# [Supplied records]
------------------------------------------------

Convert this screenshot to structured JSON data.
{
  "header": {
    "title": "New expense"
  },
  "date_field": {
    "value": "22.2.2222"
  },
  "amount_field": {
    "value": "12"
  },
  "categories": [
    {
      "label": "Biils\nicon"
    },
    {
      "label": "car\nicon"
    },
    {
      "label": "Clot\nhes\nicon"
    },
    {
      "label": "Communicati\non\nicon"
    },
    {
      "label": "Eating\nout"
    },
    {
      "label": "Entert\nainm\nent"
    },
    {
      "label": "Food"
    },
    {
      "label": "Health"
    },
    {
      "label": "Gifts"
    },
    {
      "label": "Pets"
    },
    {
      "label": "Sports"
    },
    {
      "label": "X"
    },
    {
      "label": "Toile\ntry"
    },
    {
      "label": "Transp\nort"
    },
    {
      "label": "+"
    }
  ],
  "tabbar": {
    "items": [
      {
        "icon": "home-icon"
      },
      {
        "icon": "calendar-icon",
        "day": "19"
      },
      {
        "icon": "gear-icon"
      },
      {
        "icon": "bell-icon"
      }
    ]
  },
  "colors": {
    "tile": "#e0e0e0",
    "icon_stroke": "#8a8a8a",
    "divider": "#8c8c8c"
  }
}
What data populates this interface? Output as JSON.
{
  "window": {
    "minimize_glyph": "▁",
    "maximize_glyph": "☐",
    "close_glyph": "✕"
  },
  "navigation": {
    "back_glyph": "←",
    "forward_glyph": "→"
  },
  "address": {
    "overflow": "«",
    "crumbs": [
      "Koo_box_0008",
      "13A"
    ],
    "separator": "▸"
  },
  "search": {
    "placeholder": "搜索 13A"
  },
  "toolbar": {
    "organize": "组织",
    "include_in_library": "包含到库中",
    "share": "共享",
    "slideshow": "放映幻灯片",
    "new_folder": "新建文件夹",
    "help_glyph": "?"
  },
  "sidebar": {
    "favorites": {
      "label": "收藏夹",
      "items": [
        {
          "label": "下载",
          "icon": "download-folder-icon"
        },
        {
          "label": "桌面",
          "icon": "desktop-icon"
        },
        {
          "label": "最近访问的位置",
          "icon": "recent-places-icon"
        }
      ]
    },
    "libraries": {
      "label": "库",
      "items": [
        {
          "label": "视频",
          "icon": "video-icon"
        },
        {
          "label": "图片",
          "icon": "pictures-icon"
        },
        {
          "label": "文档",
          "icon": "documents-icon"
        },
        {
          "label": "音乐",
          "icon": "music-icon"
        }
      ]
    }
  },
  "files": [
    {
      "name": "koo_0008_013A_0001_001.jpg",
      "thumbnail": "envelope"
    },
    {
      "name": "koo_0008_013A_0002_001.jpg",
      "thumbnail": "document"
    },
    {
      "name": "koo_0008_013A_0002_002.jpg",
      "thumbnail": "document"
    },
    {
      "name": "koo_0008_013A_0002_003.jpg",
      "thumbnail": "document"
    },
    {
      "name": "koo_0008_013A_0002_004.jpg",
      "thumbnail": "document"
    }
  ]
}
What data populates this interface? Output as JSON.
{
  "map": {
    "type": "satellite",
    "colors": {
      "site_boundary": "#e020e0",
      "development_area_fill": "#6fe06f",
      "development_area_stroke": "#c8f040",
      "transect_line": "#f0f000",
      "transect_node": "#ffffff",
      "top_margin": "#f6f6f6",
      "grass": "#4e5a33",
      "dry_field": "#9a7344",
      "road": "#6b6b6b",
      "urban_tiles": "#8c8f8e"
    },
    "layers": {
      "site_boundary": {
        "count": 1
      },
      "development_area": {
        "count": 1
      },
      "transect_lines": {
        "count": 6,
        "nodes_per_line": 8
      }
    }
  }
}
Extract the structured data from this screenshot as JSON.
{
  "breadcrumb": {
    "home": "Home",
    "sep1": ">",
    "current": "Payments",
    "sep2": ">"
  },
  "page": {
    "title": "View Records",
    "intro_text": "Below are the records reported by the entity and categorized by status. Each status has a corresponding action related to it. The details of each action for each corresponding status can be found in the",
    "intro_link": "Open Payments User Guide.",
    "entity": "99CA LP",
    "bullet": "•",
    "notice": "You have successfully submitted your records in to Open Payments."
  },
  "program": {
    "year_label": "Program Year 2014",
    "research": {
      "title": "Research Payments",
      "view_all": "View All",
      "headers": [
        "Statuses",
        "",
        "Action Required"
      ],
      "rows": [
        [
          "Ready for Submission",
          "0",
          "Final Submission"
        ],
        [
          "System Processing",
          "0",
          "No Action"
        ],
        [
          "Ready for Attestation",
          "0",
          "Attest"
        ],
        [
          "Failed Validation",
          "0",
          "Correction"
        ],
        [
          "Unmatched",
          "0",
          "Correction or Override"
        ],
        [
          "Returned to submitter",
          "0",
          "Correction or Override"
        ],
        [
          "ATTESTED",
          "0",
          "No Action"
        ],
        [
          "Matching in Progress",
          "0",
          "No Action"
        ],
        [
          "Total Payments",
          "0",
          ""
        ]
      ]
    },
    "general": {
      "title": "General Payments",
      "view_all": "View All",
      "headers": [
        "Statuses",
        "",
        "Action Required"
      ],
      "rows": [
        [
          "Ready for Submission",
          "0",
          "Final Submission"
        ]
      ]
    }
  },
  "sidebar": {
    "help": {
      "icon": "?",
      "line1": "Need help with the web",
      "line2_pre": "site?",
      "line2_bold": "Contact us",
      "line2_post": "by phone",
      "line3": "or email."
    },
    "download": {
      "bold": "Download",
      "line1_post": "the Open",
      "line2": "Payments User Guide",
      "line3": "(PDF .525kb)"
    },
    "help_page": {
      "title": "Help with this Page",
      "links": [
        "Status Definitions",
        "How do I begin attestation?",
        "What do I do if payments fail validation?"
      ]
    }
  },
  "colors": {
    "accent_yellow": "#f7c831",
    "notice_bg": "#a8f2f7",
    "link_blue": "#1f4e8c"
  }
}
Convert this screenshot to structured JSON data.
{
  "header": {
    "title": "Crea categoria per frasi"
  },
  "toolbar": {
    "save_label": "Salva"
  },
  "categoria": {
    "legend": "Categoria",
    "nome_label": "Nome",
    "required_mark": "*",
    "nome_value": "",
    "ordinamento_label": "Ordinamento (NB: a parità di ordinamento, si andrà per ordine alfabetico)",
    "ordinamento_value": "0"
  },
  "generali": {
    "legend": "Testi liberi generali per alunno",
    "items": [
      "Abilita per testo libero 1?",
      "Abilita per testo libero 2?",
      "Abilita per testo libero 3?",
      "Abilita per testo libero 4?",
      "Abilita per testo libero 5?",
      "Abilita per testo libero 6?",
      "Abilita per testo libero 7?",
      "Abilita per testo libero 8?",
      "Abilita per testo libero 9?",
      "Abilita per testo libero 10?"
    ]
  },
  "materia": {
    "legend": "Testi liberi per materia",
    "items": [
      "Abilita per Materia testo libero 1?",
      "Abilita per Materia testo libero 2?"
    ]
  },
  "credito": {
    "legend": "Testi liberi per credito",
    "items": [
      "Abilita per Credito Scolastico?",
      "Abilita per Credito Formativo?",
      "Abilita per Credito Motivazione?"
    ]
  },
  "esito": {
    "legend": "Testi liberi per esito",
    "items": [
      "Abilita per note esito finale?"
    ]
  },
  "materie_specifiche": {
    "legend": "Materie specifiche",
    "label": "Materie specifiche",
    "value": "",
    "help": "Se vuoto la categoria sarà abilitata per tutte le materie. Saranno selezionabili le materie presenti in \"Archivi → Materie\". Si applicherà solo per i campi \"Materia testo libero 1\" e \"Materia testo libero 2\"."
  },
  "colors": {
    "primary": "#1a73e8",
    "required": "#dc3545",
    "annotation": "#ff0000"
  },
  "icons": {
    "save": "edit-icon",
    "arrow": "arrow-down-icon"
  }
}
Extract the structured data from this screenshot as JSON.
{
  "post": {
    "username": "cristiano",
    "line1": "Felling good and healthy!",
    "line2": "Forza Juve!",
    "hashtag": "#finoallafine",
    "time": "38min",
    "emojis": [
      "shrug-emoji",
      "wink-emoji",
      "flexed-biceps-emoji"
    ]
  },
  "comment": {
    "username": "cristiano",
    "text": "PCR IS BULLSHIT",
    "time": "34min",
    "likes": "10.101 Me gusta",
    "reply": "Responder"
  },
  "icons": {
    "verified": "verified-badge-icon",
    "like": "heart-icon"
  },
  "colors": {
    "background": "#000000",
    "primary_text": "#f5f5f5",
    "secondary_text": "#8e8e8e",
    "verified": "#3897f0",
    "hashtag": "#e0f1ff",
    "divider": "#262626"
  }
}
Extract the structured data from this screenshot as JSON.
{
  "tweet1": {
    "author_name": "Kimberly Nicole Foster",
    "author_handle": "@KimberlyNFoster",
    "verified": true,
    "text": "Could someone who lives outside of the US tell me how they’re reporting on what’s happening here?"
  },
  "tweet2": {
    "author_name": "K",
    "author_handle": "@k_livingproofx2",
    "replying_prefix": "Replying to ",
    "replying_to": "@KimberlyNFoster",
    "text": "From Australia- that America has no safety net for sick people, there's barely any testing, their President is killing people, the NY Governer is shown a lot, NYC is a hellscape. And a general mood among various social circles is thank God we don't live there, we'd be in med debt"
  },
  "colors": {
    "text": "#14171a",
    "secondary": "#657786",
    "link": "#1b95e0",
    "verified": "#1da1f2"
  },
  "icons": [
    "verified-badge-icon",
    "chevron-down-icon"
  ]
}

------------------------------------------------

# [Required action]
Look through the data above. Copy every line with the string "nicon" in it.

# [Reply]
      "label": "Biils\nicon"
      "label": "car\nicon"
      "label": "Clot\nhes\nicon"
      "label": "Communicati\non\nicon"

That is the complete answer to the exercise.